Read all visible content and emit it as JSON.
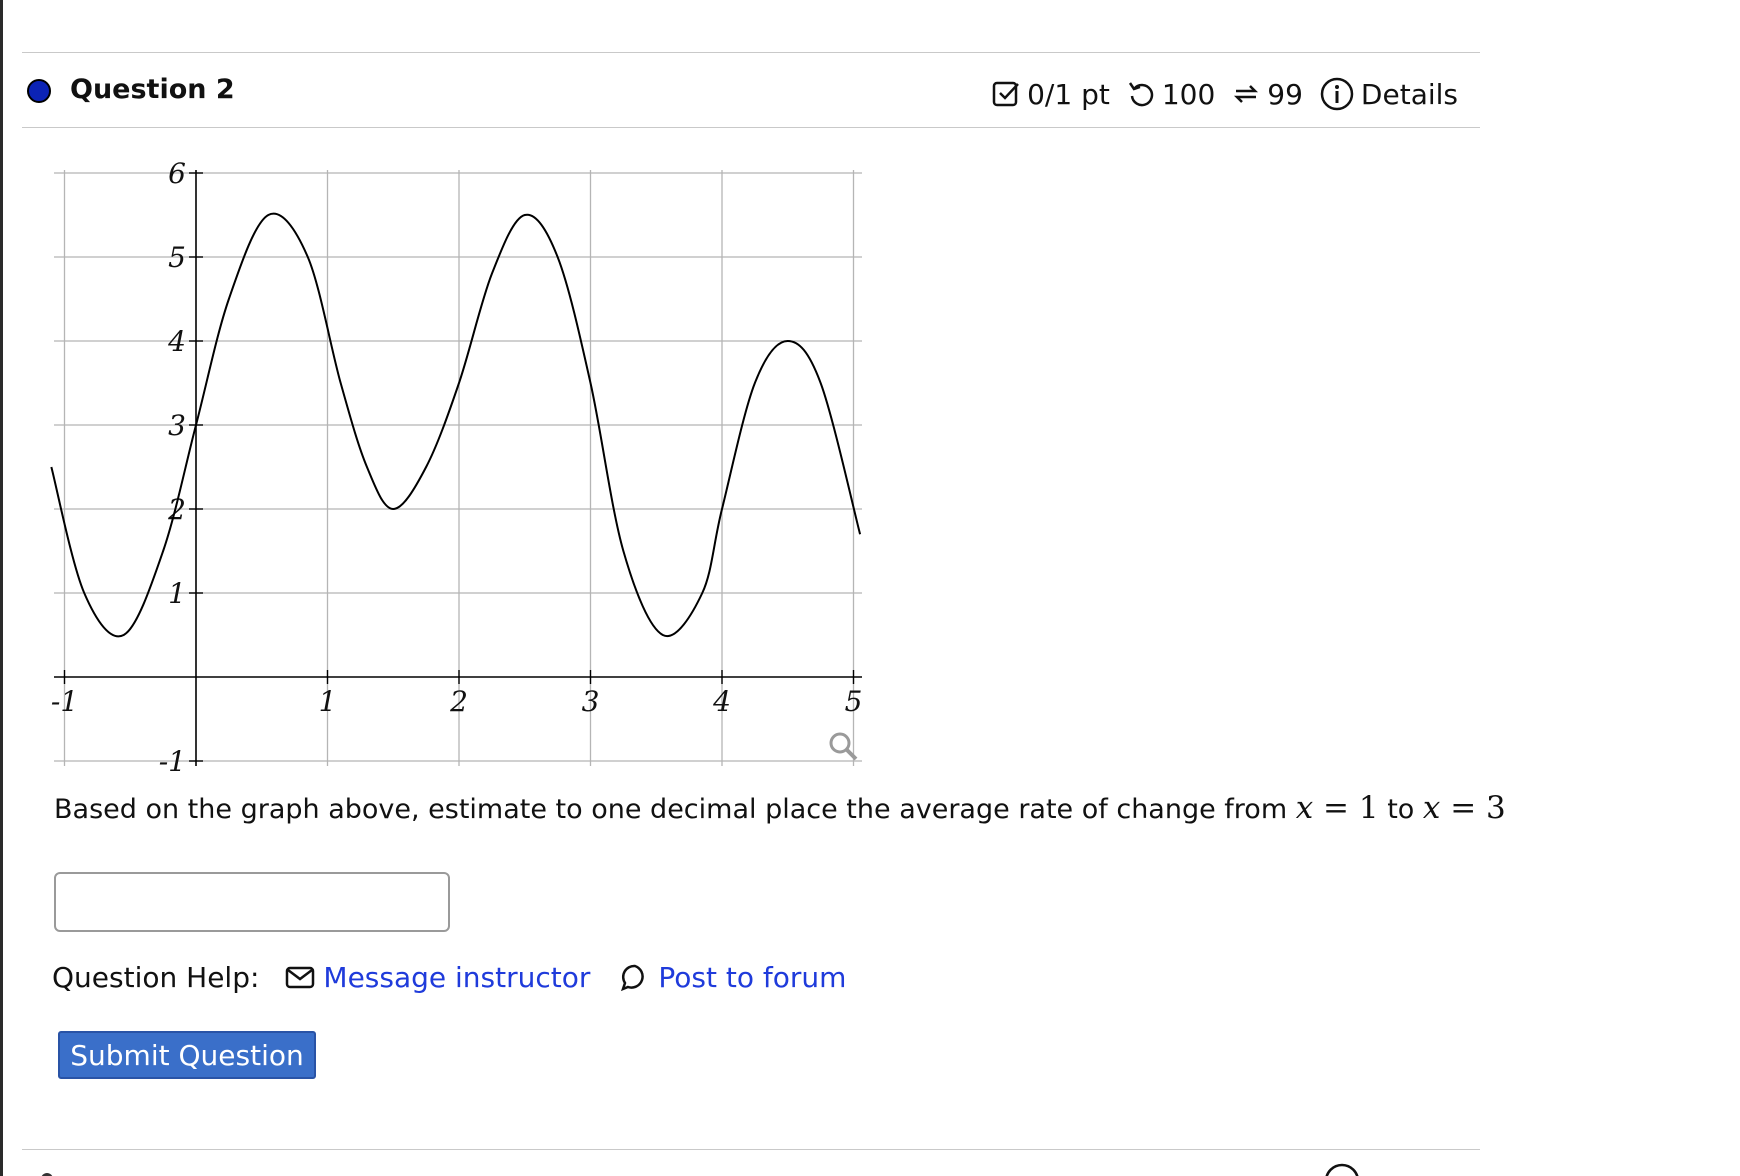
{
  "question": {
    "title": "Question 2",
    "score": "0/1 pt",
    "attempts": "100",
    "retries": "99",
    "details_label": "Details"
  },
  "graph": {
    "x_ticks": [
      "-1",
      "1",
      "2",
      "3",
      "4",
      "5"
    ],
    "y_ticks": [
      "6",
      "5",
      "4",
      "3",
      "2",
      "1",
      "-1"
    ],
    "curve_points": [
      [
        -1.1,
        2.5
      ],
      [
        -0.85,
        1.0
      ],
      [
        -0.55,
        0.5
      ],
      [
        -0.25,
        1.5
      ],
      [
        0,
        3.0
      ],
      [
        0.25,
        4.5
      ],
      [
        0.55,
        5.5
      ],
      [
        0.85,
        5.0
      ],
      [
        1.1,
        3.5
      ],
      [
        1.3,
        2.5
      ],
      [
        1.5,
        2.0
      ],
      [
        1.75,
        2.5
      ],
      [
        2.0,
        3.5
      ],
      [
        2.25,
        4.8
      ],
      [
        2.5,
        5.5
      ],
      [
        2.75,
        5.0
      ],
      [
        3.0,
        3.5
      ],
      [
        3.25,
        1.5
      ],
      [
        3.55,
        0.5
      ],
      [
        3.85,
        1.0
      ],
      [
        4.0,
        2.0
      ],
      [
        4.25,
        3.5
      ],
      [
        4.5,
        4.0
      ],
      [
        4.75,
        3.5
      ],
      [
        5.05,
        1.7
      ]
    ]
  },
  "prompt": {
    "text_before": "Based on the graph above, estimate to one decimal place the average rate of change from ",
    "var1": "x",
    "eq1": " = 1",
    "text_mid": " to ",
    "var2": "x",
    "eq2": " = 3"
  },
  "answer": {
    "value": "",
    "placeholder": ""
  },
  "help": {
    "label": "Question Help:",
    "message_instructor": "Message instructor",
    "post_to_forum": "Post to forum"
  },
  "submit": {
    "label": "Submit Question"
  },
  "colors": {
    "status_dot": "#0b23b5",
    "link": "#1f3bdb",
    "submit_bg": "#3a6fc9"
  }
}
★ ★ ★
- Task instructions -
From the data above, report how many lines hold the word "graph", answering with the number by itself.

- Answer space -
2